Turn Left at Orion 4th Edition Book Review
The first editions of Turn Left at Orion were a massive best seller in the astronomy book category with over 100,000 copies sold. This is the latest 4th edition as of 2012. One of the major changes has been that this edition has been spiral bound, which makes it a lot easier to use when you are out in the dark, plus you are not going to break the spine of the book.
Turn Left at Orion is written for beginners with over 500 illustrations with large format diagrams showing how objects actually appear in telescope eyepieces.
Another good thing about Turn Left at Orion is that it includes both Northern and Southern hemispheres, so if you go on a long distance vacation to another hemisphere you can take the book with you and still use it.
The book begins with a few chapters on how to use the book and how to use your telescope, which are useful chapters for beginners. There is then a great chapter on The Moon. I best thing I like are the moon maps showing you details of the lunar surface for certain nights over the lunar months, there are also close-up images of certain features. A list of lunar eclipses worldwide up to 2025 is included.
There is then a section including all the planets including where to look in the sky for the planets during the year. The rest of the book is split into seasonal skies, divided into quarters. Each object shows you it via naked eye, then the view of the object in a finderscope, the view in a small telescope and the view in a Dobsonian telescope, with both these views duplicated showing what they would look like under a high powered eyepiece. Good descriptions of the objects are also included.

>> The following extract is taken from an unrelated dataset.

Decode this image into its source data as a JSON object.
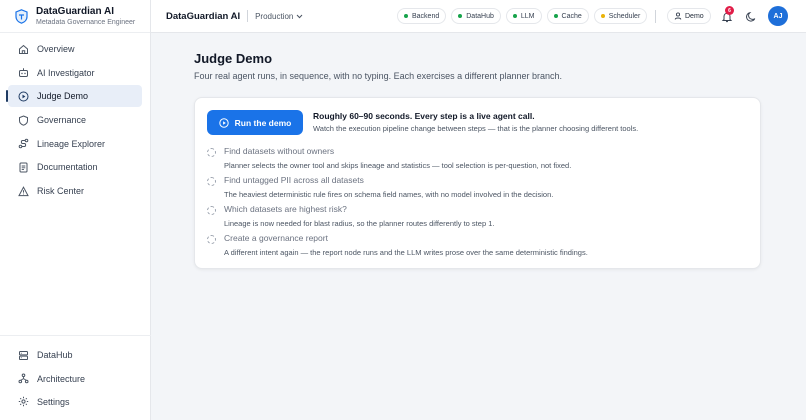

Don’t expect full colour images of the night sky objects, but there are still good sketched type pictures of the objects. Overall, I really like Turn Left at Orion especially if you want to learn the night sky. It’s also great if you want to know what objects will look like through various types of telescopes at various powers.